Treacherous King – Some History II

King 1King – Beldjanin, 1962. Isn’t this an easy victory for white? 1.Qxe5. Yes!! 1.. Qxe5 2.Rd8+ Ke7 3.Re8# “Keeping it simple” is clearly what this combination is suggesting. A request one should definitely comply after calculating the current setup on the board.

 1 – 0

Böblingen, Germany, 1999. “Checkmate in eight moves!“ shouts the amateur player Clemens Allwermann at the opponent, the grandmaster Sergej Kalinitschev, in the very last round of the duel. He responded to the disbelieving smile by saying: “Don’t smile, check for yourself!” to heat the situation even further. The amateur player (German Rating of 1925 back then) had earned a shared first place at 7.5 out of 9 points and an overall performance of more then 2630 Elo points. Allwermann was accused of scamming with the support of Fritz 5.32 and all duels could be reconstructed identically with computer aid. Supposedly, the moves were communicated by mini-headphones. At the following tournament in Bad Wörishofen, Germany, he obtained 4.5 points which are adequate to his performance. In the beginning of 2000, the Prosecuting Authorities Stuttgart in Germany gave up their investigations regarding prize money obtained by fraud due to lack of evidence. In consequence, the Bavarian Chess Association expelled Allwermann from the organization.

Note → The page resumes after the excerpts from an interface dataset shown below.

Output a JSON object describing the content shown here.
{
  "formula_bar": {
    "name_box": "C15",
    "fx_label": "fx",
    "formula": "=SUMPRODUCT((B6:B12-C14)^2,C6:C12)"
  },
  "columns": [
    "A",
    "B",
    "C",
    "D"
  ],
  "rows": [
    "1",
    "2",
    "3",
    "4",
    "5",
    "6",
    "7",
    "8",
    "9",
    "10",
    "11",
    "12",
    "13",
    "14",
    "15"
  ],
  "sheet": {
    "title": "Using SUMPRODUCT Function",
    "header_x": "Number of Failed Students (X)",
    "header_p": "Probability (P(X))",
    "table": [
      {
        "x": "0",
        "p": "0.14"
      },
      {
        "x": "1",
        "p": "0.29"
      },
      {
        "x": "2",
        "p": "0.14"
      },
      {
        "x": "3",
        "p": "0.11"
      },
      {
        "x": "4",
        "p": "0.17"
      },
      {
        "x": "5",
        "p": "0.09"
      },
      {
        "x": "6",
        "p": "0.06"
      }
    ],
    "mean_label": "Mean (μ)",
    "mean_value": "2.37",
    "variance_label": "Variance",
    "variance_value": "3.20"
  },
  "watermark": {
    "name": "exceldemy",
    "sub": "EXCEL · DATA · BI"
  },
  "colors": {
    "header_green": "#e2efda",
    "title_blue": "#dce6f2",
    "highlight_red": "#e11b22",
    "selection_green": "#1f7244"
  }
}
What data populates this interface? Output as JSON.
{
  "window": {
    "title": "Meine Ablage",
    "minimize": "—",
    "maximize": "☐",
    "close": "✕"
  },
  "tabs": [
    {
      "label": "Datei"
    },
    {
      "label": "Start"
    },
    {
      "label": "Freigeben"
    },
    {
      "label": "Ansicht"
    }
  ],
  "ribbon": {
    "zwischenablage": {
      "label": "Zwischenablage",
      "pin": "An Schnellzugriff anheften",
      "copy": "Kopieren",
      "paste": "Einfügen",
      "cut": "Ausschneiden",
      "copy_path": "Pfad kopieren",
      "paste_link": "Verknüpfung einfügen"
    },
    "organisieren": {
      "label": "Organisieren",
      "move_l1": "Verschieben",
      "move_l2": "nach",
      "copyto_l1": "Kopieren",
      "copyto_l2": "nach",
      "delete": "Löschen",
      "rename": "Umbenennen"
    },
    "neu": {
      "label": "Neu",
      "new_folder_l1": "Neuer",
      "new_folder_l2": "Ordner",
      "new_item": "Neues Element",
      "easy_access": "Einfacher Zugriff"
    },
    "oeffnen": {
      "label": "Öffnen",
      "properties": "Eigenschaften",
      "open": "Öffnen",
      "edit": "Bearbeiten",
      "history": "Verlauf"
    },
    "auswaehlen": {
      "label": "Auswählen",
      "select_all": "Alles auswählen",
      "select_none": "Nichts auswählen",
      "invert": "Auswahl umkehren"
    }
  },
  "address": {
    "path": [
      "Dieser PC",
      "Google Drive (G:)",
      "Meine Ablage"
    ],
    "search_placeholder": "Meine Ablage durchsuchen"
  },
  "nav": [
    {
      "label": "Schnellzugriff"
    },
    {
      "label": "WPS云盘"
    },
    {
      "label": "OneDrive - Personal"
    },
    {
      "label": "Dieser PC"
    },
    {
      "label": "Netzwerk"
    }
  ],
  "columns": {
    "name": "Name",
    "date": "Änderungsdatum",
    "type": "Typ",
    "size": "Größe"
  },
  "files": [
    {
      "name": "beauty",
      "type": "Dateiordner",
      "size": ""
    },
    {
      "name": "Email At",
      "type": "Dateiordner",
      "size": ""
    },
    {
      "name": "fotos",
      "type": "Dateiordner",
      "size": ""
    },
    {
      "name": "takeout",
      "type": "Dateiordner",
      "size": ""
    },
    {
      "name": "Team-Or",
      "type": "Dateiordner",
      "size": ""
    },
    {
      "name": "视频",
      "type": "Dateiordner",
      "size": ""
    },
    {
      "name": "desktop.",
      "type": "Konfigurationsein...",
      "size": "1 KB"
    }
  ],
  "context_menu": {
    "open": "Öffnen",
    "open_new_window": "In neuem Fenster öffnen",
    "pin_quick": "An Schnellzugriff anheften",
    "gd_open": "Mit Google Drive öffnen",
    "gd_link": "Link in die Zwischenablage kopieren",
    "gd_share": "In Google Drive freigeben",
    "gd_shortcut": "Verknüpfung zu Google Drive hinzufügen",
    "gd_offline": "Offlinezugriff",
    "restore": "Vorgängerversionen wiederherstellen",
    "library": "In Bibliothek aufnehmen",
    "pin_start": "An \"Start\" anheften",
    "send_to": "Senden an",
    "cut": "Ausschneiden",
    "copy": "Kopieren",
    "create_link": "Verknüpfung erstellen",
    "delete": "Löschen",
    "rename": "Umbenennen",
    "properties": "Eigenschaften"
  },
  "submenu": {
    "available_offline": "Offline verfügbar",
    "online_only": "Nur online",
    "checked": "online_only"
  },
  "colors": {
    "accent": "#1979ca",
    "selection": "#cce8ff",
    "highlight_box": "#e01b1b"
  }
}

King 2Blanc – Baron, 1979. The usage of all possible aids quickly helps white to win the duel. 1. Bxh6 gxh6 2. Ne7+ Kh8 3. Rf8+ Qxf8 [3…Nxf8 is not an option: 4. Qg8#] 4. Kg6+ Kg7 5. Nxf8+ Kxf8 6. Qg6. White cannot win until this last move!

 1 – 0

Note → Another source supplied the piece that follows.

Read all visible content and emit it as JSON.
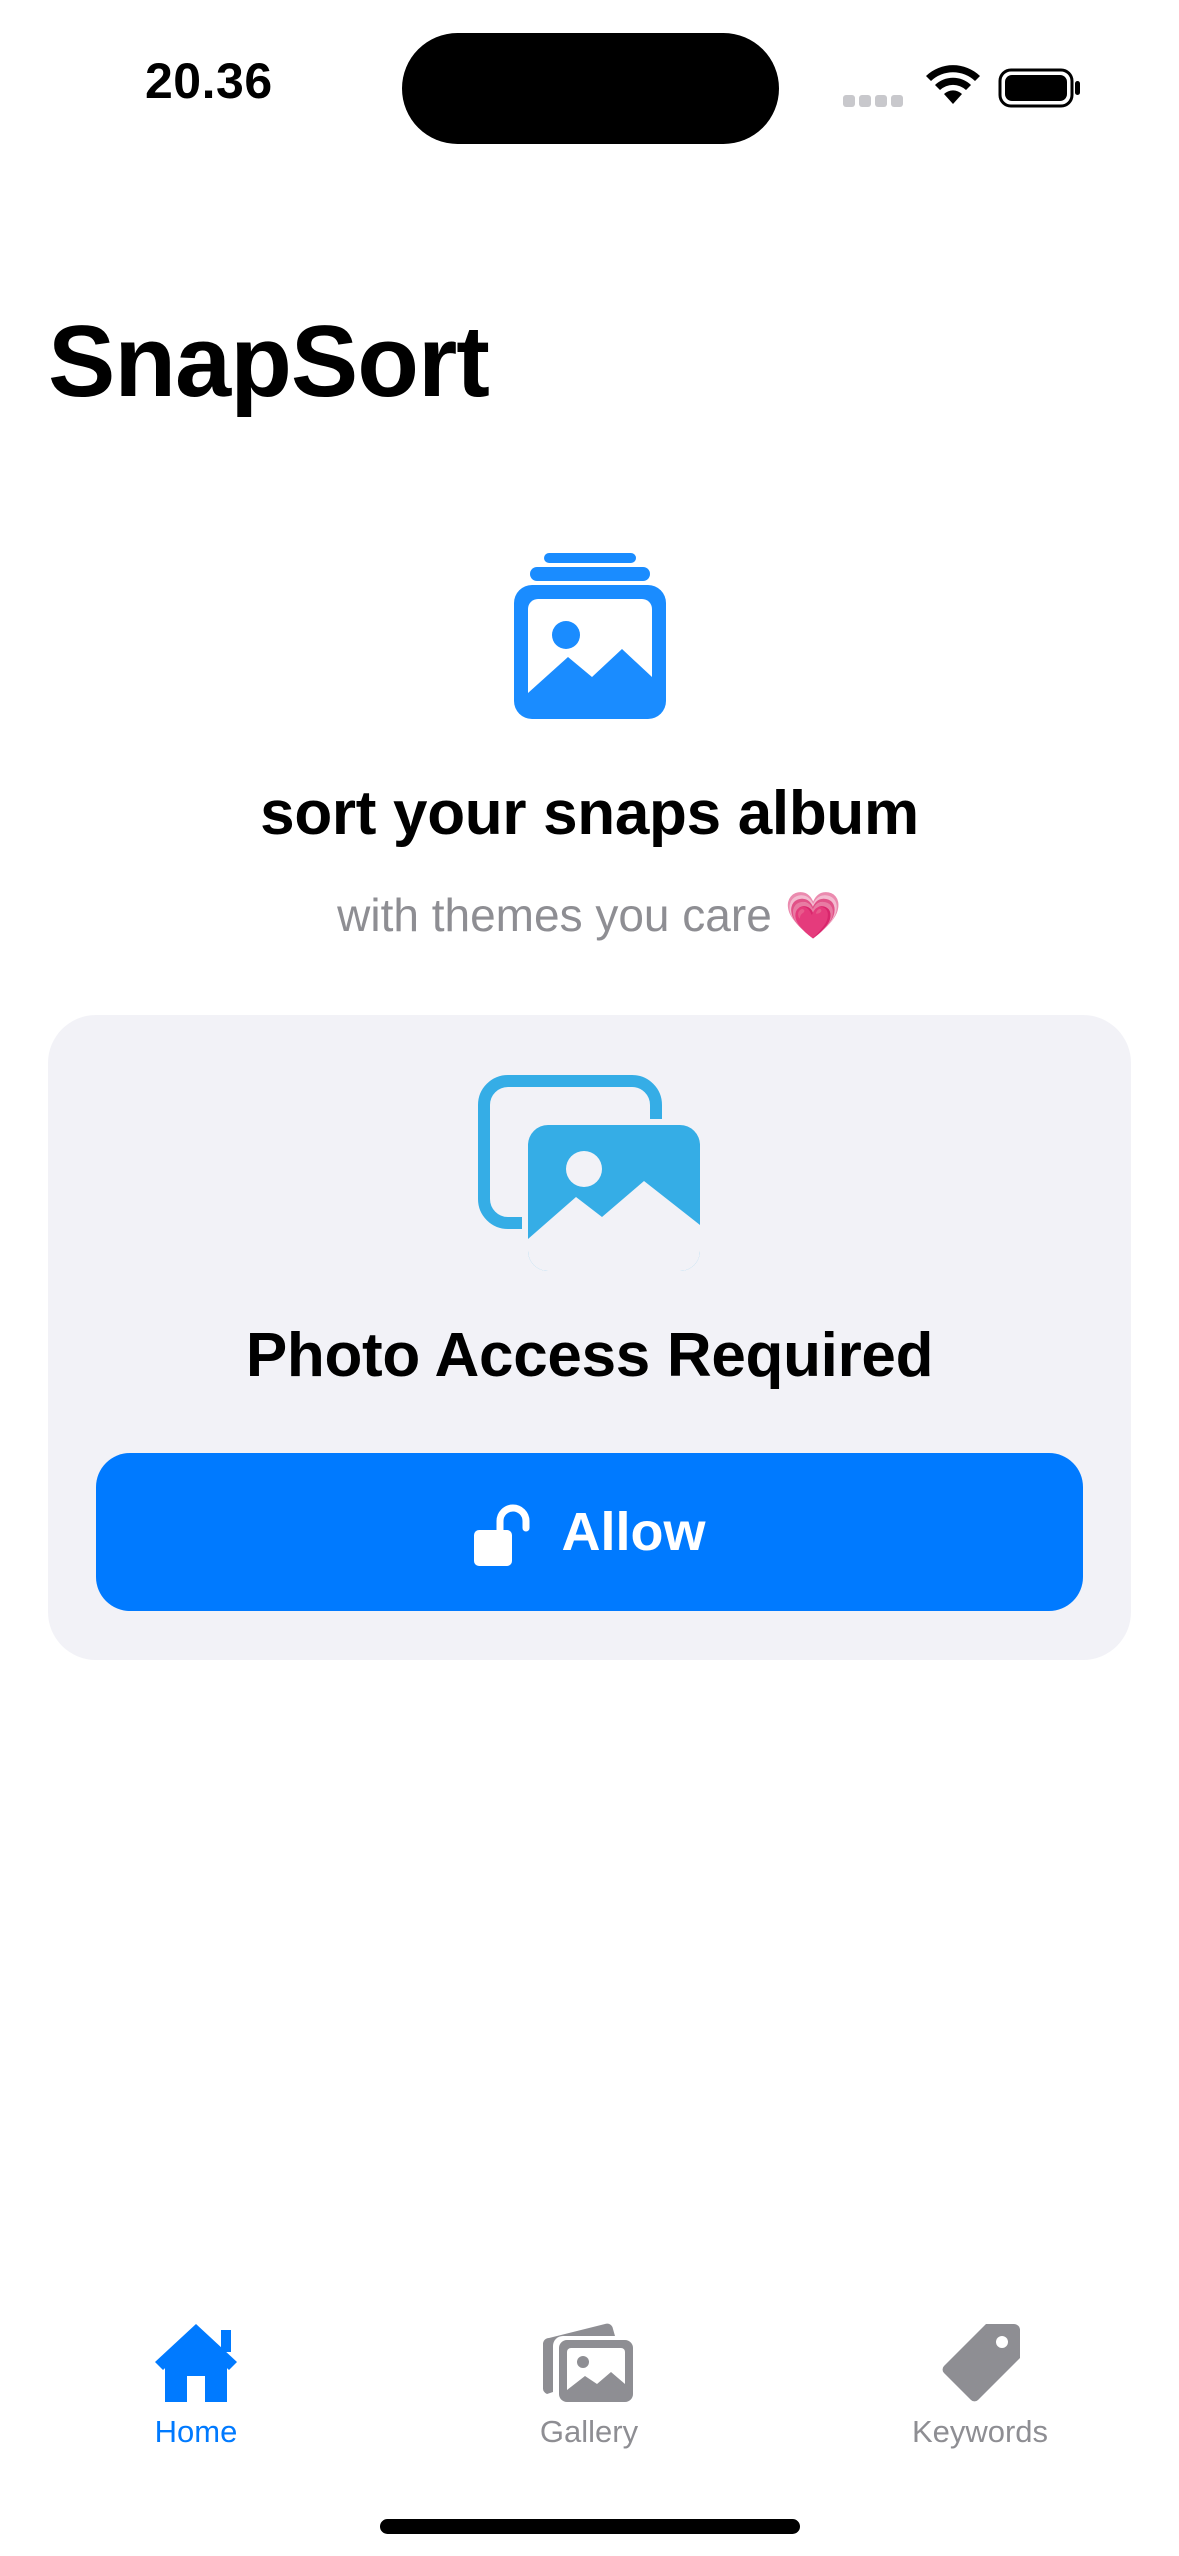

Lampertheim, Germany, 2002. The pedagogue Wolfgang Siegler repeatedly disappeared from the chessboard at the Open, although his turn was up. This odd behavior was followed by astounding moves on the board. Suspicious tournament participants called in referees to follow the suspect to the bathroom. A glance under the bathroom door caused the ref to wonder about the unusual foot position that made usual usage of a toilet impossible. Therefore, he sneaked up the dash-panel and caught Siegler while cheating with a handheld-computer and immediately suspended him from the event.

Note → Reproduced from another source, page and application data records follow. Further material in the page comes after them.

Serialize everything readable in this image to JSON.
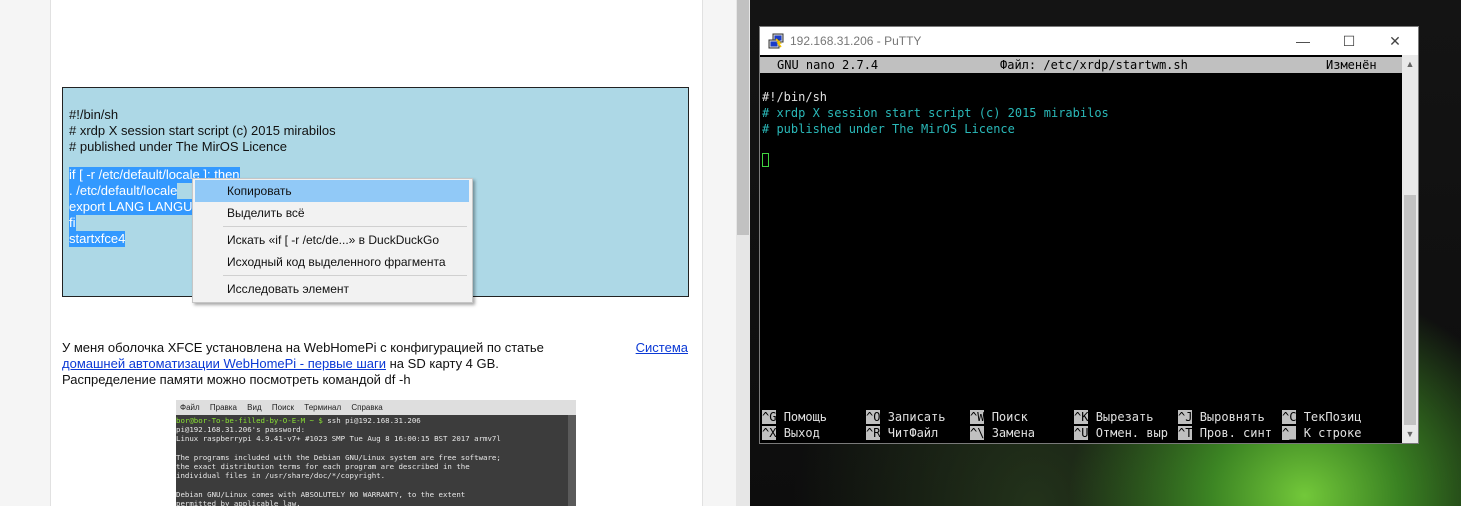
{
  "browser": {
    "code": {
      "lines": [
        "#!/bin/sh",
        "# xrdp X session start script (c) 2015 mirabilos",
        "# published under The MirOS Licence"
      ],
      "selected_lines": [
        "if [ -r /etc/default/locale ]; then",
        ". /etc/default/locale",
        "export LANG LANGUAGE",
        "fi",
        "startxfce4"
      ]
    },
    "context_menu": {
      "items": [
        "Копировать",
        "Выделить всё",
        "Искать «if [ -r /etc/de...» в DuckDuckGo",
        "Исходный код выделенного фрагмента",
        "Исследовать элемент"
      ]
    },
    "article": {
      "text1": "У меня оболочка XFCE установлена на WebHomePi с конфигурацией по статье",
      "link_a": "Система",
      "link_b": "домашней автоматизации WebHomePi - первые шаги",
      "text2": "на SD карту 4 GB.",
      "text3": "Распределение памяти можно посмотреть командой df -h"
    },
    "terminal_screenshot": {
      "menu": [
        "Файл",
        "Правка",
        "Вид",
        "Поиск",
        "Терминал",
        "Справка"
      ],
      "prompt": "bor@bor-To-be-filled-by-O-E-M ~ $",
      "command": "ssh pi@192.168.31.206",
      "lines": [
        "pi@192.168.31.206's password:",
        "Linux raspberrypi 4.9.41-v7+ #1023 SMP Tue Aug 8 16:00:15 BST 2017 armv7l",
        "",
        "The programs included with the Debian GNU/Linux system are free software;",
        "the exact distribution terms for each program are described in the",
        "individual files in /usr/share/doc/*/copyright.",
        "",
        "Debian GNU/Linux comes with ABSOLUTELY NO WARRANTY, to the extent",
        "permitted by applicable law."
      ]
    }
  },
  "putty": {
    "title": "192.168.31.206 - PuTTY",
    "buttons": {
      "minimize": "—",
      "maximize": "☐",
      "close": "✕"
    },
    "nano_header": {
      "app": "GNU nano 2.7.4",
      "file": "Файл: /etc/xrdp/startwm.sh",
      "status": "Изменён"
    },
    "file_lines": [
      "#!/bin/sh",
      "# xrdp X session start script (c) 2015 mirabilos",
      "# published under The MirOS Licence"
    ],
    "shortcuts_row1": [
      {
        "key": "^G",
        "label": "Помощь"
      },
      {
        "key": "^O",
        "label": "Записать"
      },
      {
        "key": "^W",
        "label": "Поиск"
      },
      {
        "key": "^K",
        "label": "Вырезать"
      },
      {
        "key": "^J",
        "label": "Выровнять"
      },
      {
        "key": "^C",
        "label": "ТекПозиц"
      }
    ],
    "shortcuts_row2": [
      {
        "key": "^X",
        "label": "Выход"
      },
      {
        "key": "^R",
        "label": "ЧитФайл"
      },
      {
        "key": "^\\",
        "label": "Замена"
      },
      {
        "key": "^U",
        "label": "Отмен. выр"
      },
      {
        "key": "^T",
        "label": "Пров. синт"
      },
      {
        "key": "^_",
        "label": "К строке"
      }
    ]
  }
}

 King 3

Speelman – Liu, 1981. Slight fare from China, bon appétit! 1.. Re2 2. Qxe2 Bxg5+ 3. Ne3 [3. Kd1 results in immediate checkmate 3.. Qb1#] 3.. Qb1+ 4. Kd2 Qxh1 .. And the loan goes back with interest and compound interest ..

0 – 1

April, 2004. Many international top-players participated in the online tournament ACP and fought for prize money of $5,000. The tournament announcements explicitly forbid any illegitimate aids, but still, the players Ghaem Maghami (Iran) and Arkadij Naiditsch (Germany) were suspended from the tournament due to the usage of computers. The German Chess Association frowned upon this behavior.

King 4

Haik – Skembris, 1981. Quick! 1. Rxf6 gxf6 2. Qh6 Re7 [2.. Qe7 3.Nxf6+ Kh8 4. Nxe8 and black can be sure to win the party] 3. Nxf6+ Kh8 4. Ne8! The defence is destroyed for good: 4.. Rxe8 5. Rf7 and over; 4.. Nxg6 5. Rf8+ Nxf8 6. Qxf8# and 4.. Qxe8.makes the game come to the same end. Game Over!

1 – 0

December, 2006. The Indian player Umakant Sharma enhanced his Elo from 1930 to incredibly high 2484 within a year and a half and was therefore banned from any further activities by the Indian Chess Association for a total of ten years. It was clearly proven that he hid a Bluetooth-receiver in his cap at a tournament in New Delhi.

 written by Frank, translated by Birthe